TASK BRIEF:
Look through the material below and report every line that includes "icon".

[TASK INPUTS]

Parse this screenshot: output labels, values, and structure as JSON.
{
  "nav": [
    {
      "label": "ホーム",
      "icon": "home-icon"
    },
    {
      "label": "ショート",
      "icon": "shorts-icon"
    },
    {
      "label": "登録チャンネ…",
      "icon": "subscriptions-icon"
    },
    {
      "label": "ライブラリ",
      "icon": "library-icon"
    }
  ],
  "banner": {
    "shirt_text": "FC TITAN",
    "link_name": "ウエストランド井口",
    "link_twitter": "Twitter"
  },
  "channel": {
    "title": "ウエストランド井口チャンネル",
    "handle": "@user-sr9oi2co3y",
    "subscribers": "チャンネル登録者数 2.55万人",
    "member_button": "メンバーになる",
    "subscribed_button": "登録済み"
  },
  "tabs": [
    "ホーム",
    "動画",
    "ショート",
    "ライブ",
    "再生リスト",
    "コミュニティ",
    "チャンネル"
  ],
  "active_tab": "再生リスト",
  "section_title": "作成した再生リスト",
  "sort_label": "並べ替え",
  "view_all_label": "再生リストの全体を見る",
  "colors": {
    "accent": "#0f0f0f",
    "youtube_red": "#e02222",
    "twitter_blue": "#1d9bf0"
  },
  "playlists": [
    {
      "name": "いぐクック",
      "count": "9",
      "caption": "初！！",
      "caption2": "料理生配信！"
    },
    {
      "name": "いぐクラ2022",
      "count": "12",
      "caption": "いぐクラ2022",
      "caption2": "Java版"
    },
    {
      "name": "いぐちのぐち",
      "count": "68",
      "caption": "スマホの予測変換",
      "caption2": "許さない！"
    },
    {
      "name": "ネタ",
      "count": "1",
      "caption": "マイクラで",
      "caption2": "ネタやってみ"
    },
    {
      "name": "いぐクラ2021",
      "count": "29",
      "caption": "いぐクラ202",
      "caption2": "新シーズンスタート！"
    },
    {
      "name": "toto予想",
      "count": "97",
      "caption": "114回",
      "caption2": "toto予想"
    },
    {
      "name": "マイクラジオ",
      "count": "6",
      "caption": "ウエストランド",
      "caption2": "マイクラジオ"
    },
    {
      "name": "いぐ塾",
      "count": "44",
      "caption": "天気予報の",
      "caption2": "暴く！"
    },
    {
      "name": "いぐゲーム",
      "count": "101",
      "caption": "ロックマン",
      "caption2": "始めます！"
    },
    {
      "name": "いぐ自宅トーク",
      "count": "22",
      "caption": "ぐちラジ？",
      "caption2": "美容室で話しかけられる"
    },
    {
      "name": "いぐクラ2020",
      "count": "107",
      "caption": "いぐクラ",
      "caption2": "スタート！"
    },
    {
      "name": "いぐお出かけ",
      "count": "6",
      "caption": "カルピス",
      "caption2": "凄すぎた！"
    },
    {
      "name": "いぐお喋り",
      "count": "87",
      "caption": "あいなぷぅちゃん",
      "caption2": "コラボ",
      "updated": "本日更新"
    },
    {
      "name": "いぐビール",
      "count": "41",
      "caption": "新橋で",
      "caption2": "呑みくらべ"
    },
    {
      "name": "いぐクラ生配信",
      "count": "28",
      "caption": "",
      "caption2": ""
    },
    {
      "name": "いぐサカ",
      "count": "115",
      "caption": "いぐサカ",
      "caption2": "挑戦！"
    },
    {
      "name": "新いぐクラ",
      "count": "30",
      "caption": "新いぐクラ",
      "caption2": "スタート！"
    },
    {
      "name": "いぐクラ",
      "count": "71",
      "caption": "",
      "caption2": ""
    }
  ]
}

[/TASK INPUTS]

OUTPUT OF THE TASK:
      "icon": "home-icon"
      "icon": "shorts-icon"
      "icon": "subscriptions-icon"
      "icon": "library-icon"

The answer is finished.